“So this old guy really does exist?” I typed a little harder than intended.
“Of course! What, did you think they had some dummy on the show?” Tiff paused in her typing. I could tell, because there was no star blinking next to her screen name. (P.S. her’s is Star_Hax42. Mine’s DevonXander which is just my name, Devon Alexander. I’m not that creative.) “I did some more research after the show. Apparently the old man was a retired school teacher named Henry Allen who lives in West Palm Beach, Florida. The plot thickens, though. About a dozen other instances have been reported all over the country. Henry‘s wife was the first one to report anything, which explains why he‘s getting all the publicity. I bet there‘ll be more tomorrow.”
So, the old man I saw existed. He also lived on the other side of the country. The other reports were probably the others on the bus, too. It seemed my dream actually had some basis in reality, and it started spooking me big time.
“You there?” Tiff typed after a 5 minute pause. Usually I answered her IM quickly. I didn’t do much else on the computer for fun.
“Are there pictures of any of the other victims?” I typed the last word with a little dread. I had a feeling these people were not suffering from some weird illness but they were staying asleep because someone wanted it that way.
“Um…a few. Hang on,” Tiff paused as she searched for some links.
I clicked on them as she posted. To my horror, I remembered a few from my dream.
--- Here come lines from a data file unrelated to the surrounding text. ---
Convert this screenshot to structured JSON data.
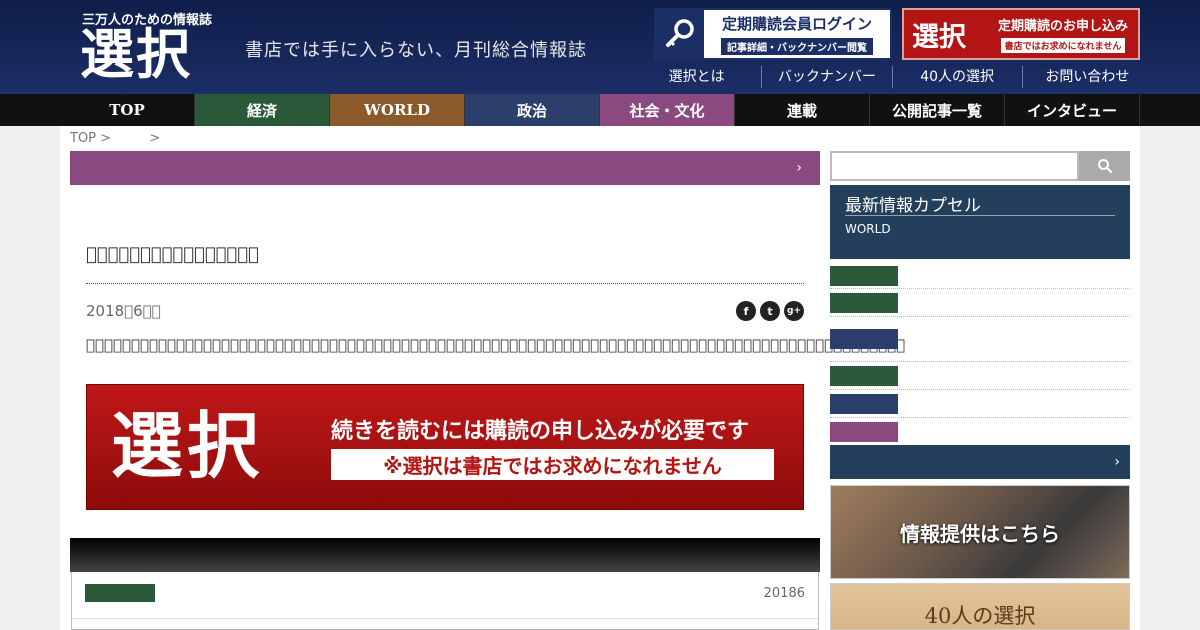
{
  "header": {
    "tagline": "三万人のための情報誌",
    "logo": "選択",
    "subtitle": "書店では手に入らない、月刊総合情報誌",
    "login": {
      "title": "定期購読会員ログイン",
      "sub": "記事詳細・バックナンバー閲覧",
      "icon": "key-icon"
    },
    "subscribe": {
      "logo": "選択",
      "title": "定期購読のお申し込み",
      "sub": "書店ではお求めになれません"
    },
    "links": [
      "選択とは",
      "バックナンバー",
      "40人の選択",
      "お問い合わせ"
    ]
  },
  "nav": [
    {
      "label": "TOP",
      "color": "#111111"
    },
    {
      "label": "経済",
      "color": "#2a5a3a"
    },
    {
      "label": "WORLD",
      "color": "#8b5a2b"
    },
    {
      "label": "政治",
      "color": "#2c3e6b"
    },
    {
      "label": "社会・文化",
      "color": "#8a4a80"
    },
    {
      "label": "連載",
      "color": "#111111"
    },
    {
      "label": "公開記事一覧",
      "color": "#111111"
    },
    {
      "label": "インタビュー",
      "color": "#111111"
    }
  ],
  "breadcrumb": {
    "top": "TOP",
    "sep1": ">",
    "sep2": ">"
  },
  "category_bar": {
    "chevron": "›"
  },
  "article": {
    "title": "￿￿￿￿￿￿￿￿￿￿￿￿￿￿￿￿",
    "date": "2018￿6￿￿",
    "body": "￿￿￿￿￿￿￿￿￿￿￿￿￿￿￿￿￿￿￿￿￿￿￿￿￿￿￿￿￿￿￿￿￿￿￿￿￿￿￿￿￿￿￿￿￿￿￿￿￿￿￿￿￿￿￿￿￿￿￿￿￿￿￿￿￿￿￿￿￿￿￿￿￿￿￿￿￿￿￿￿￿￿￿￿￿￿￿￿￿￿￿",
    "social": [
      "f",
      "t",
      "g+"
    ]
  },
  "promo": {
    "logo": "選択",
    "line1": "続きを読むには購読の申し込みが必要です",
    "line2": "※選択は書店ではお求めになれません"
  },
  "related": {
    "date": "20186",
    "tag_color": "#2a5a3a"
  },
  "sidebar": {
    "capsule_title": "最新情報カプセル",
    "capsule_category": "WORLD",
    "items": [
      {
        "color": "#2a5a3a"
      },
      {
        "color": "#2a5a3a"
      },
      {
        "color": "#2c3e6b"
      },
      {
        "color": "#2a5a3a"
      },
      {
        "color": "#2c3e6b"
      },
      {
        "color": "#8a4a80"
      }
    ],
    "banner_info": "情報提供はこちら",
    "banner_40": "40人の選択"
  }
}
I recognized a little woman who appeared to be in her 30s, a middle-aged man with spiky blonde hair, and a dark, bald body-building dude. My heart began beating much too quickly.
“OK, what’s up?” Tiff was always on the ball. She was hyper-sensitive to people’s emotions, even through a computer. “Do you know anything about this weird stuff?”
I hesitated for about 10 minutes (a new IM record for me) before responding.
“Promise not to be too skeptical when I finish?”
Surprisingly, Tiff didn’t respond by typing “LOLOLOLOL OK” after I finished telling her about my dream. She didn’t even interrupt, which she normally did to make it seem like a real conversation. I could almost picture her on the other end, inching closer to her monitor while she analyzed my story.
“Well?” I typed after giving her about 20 minutes to read my dream. It probably only took her 3 minutes to read the entire thing, but I knew she would want time to do some researching and to collect her thoughts.
“It does seem like a weird coincidence,” Tiff typed a little slower than usual. “But I don’t think you should jump to conclusions too soon. Maybe you had some weird connection with the universe and you’re just experiencing déjà vu. My great grandma apparently used to dream about things that happened the next day all the time. And I mean, obviously, these people haven’t been abducted. They’re all asleep in hospitals. Still, just let me know if you have any more of these spaceship dreams.”
“I will,” I replied. Tiff’s IMs of wisdom made me feel a little more relaxed. “You’ll be the first one to know, for sure. Thanks, Tiff.”
“Sweet dreams.” Tiff added that last line with a wink before signing off.
I didn’t think it was funny.